The CropBox is important for PDF viewer applications because it defines the page area to be displayed on the screen. The same dimensions are used for the printing of those documents from the PDF viewer application. The CropBox is not that relevant for the professional printing environment.
What is a TrimBox?
The TrimBox is a very important PDF box as it defines the final shape, the final cut of the printed material. If not set, the Trimbox will equal the Cropbox.
What is a BleedBox?
In the professional printing environment, very often one wants to obtain graphical elements that extend to the boundary of the page, for example for front pages of magazines and posters. In order to account for the imperfect page cutting processes, one defines an extended graphics area to be slightly larger than the TrimBox. This means that the boundaries of the graphics are about 3 mm outside the final page cut (TrimBox) to avoid blank spaces at the page boundary. If not set, the Bleedbox will equal the Cropbox.
What is the ArtBox?
The ArtBox originally indicated the content area of the page (advertisements, images). Today it is most often used for description of the safety area, the parts of the page where it is safe to put images or other content. For example, the ArtBox can be used to restrict the text area in book design: if the text is too close to the book spine, it can be difficult to read.

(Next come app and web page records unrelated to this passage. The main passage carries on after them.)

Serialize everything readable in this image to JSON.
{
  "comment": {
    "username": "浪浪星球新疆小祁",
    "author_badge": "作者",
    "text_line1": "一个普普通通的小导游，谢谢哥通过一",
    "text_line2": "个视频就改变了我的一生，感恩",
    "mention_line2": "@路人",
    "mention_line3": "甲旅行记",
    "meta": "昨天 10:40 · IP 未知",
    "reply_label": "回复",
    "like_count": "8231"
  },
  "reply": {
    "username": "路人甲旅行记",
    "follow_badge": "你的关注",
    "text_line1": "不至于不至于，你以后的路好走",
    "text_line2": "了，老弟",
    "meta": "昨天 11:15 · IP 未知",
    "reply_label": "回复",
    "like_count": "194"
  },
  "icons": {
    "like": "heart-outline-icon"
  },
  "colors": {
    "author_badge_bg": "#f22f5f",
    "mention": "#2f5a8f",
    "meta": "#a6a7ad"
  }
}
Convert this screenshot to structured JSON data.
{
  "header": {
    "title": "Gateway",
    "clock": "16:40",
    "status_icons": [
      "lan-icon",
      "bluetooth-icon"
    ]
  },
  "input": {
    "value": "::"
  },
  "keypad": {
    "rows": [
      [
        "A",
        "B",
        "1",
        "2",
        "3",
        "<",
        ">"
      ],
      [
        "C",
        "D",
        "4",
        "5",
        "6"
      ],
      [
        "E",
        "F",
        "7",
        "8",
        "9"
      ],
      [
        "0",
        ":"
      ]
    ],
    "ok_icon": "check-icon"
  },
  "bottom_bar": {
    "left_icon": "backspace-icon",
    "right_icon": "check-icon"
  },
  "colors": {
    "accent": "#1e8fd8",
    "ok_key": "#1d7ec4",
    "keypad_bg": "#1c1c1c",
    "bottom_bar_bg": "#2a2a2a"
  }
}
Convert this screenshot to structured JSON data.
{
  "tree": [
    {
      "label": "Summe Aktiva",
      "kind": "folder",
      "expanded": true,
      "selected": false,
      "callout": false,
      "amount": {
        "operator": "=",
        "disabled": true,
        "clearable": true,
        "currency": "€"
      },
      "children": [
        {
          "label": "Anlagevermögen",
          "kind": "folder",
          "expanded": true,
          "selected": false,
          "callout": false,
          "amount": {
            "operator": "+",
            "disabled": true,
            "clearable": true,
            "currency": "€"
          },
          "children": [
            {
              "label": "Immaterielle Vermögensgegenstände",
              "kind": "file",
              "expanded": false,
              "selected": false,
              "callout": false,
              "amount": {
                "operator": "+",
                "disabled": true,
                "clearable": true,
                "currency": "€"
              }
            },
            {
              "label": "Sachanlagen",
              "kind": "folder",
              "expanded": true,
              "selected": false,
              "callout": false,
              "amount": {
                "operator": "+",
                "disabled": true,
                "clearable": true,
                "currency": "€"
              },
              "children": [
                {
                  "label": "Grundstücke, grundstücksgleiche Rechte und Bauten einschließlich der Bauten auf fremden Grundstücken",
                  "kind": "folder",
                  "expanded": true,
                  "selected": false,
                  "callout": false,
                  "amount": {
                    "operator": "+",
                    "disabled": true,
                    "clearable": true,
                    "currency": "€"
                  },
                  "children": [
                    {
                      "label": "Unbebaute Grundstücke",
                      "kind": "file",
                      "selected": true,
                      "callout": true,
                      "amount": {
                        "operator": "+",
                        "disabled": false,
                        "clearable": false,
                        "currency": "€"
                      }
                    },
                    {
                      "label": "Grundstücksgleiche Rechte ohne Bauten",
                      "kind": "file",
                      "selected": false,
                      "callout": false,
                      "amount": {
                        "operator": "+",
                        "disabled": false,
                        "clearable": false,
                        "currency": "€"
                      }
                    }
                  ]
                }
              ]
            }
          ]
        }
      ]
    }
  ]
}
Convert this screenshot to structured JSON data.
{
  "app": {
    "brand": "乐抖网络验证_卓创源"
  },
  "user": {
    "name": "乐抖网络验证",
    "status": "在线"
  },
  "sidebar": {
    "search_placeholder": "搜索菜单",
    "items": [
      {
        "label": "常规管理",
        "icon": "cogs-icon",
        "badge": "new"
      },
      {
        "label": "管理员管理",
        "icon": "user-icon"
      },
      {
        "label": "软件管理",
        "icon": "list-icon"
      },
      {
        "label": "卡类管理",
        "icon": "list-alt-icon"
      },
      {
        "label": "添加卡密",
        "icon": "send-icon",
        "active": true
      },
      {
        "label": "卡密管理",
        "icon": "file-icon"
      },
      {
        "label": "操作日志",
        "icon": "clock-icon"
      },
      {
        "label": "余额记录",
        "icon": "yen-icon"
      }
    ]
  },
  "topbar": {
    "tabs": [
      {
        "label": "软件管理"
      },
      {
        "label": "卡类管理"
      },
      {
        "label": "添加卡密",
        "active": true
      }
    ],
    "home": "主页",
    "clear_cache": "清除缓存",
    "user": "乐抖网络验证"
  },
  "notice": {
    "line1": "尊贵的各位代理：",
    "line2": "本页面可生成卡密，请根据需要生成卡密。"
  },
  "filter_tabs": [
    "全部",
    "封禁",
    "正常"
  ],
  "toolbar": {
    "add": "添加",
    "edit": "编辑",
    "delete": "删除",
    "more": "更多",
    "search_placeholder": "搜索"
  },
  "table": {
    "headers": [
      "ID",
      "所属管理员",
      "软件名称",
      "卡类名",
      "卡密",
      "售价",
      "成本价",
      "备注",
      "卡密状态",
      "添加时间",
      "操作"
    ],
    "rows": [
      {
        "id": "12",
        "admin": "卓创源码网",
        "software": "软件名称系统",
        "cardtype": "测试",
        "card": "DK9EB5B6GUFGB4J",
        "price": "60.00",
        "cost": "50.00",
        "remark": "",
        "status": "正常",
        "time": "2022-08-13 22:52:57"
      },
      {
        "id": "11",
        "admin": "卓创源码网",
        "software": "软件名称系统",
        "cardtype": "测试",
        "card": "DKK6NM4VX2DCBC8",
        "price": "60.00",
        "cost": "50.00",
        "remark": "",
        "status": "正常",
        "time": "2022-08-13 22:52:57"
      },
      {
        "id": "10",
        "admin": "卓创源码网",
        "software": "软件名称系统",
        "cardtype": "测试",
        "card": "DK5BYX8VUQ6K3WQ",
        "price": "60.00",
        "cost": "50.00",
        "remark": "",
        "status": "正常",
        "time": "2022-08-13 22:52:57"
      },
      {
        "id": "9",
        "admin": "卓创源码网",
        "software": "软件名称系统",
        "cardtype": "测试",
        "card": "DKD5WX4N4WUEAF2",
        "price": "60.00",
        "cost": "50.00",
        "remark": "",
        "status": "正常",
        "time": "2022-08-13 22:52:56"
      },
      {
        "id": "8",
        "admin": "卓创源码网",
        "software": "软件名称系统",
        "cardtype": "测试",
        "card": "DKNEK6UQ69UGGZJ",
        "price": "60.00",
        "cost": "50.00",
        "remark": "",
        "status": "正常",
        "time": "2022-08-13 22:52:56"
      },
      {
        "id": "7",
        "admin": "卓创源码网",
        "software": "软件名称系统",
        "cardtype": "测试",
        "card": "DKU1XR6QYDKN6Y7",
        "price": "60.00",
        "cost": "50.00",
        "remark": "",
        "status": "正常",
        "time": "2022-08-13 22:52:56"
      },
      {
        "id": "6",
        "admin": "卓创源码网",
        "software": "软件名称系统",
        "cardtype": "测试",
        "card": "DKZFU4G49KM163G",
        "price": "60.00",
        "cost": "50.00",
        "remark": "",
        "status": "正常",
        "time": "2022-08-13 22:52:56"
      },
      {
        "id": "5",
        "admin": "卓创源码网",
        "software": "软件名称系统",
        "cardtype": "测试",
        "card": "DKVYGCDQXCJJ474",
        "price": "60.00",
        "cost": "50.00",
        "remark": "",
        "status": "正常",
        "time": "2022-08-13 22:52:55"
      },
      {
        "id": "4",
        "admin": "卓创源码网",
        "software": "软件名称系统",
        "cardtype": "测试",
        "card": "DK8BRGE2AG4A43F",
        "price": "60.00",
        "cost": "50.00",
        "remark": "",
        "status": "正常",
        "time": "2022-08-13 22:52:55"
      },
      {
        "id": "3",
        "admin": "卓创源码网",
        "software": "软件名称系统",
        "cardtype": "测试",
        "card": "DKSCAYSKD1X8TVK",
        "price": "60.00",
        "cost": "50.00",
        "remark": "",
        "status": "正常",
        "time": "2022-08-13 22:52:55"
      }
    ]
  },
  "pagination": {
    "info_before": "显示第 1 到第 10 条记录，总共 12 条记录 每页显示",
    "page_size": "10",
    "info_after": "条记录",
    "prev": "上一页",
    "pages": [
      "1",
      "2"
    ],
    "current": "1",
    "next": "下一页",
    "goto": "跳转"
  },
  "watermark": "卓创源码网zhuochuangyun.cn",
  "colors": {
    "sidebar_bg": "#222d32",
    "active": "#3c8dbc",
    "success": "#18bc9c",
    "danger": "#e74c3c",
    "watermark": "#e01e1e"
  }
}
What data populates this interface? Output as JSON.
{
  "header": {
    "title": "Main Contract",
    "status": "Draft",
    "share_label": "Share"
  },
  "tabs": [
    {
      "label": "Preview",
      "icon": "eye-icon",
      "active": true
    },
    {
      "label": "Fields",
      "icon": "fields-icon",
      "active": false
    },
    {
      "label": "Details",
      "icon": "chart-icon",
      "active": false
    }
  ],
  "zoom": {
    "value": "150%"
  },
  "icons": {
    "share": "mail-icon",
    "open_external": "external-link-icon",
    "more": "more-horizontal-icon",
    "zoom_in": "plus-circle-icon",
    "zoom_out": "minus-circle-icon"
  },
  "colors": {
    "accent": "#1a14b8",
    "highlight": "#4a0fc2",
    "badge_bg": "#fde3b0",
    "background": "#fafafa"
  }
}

A few common rules concerning page boxes
- Different boxes can be specified for any page of a PDF file
- The page boxes are always of rectangular shape. However, the content described by a PDF needs not be rectangular. For example, a label of a soda bottle described by the document can be oval in shape. The document page boxes would however be rectangular and would extend beyond the boundaries of the shape.
- Every PDF file must have a MediaBox definition. In general, other boxes need not be defined for the document.
- The MediaBox is normally the largest page box in a PDF. The other page boxes can be up to the size of the MediaBox, but they are usually not larger. If they happen to be larger, a PDF viewer will nevertheless use the MediaBox values.
There are specific rules for PDF/X file formats:
- PDF/X-1a and PDF/X-3 compliant files must include TrimBox and BleedBox definitions in addition to the MediaBox one.
- PDF/X-4 files require, in addition to the MediaBox, either a TrimBox or an ArtBox, but not both. If the BleedBox is defined, it must be smaller or equal to the ArtBox or TrimBox, whichever is defined. If a CropBox is defined, the ArtBox or TrimBox, as well as the BleedBox must extend beyond its boundaries.
- PDF/X-4 standard forbids that the other boxes exceed the size of the MediaBox.
Now that you have a clearer picture of what PDF page boxes are and what they are used for, it will be much easier for you to understand and select the correct settings for printing your document.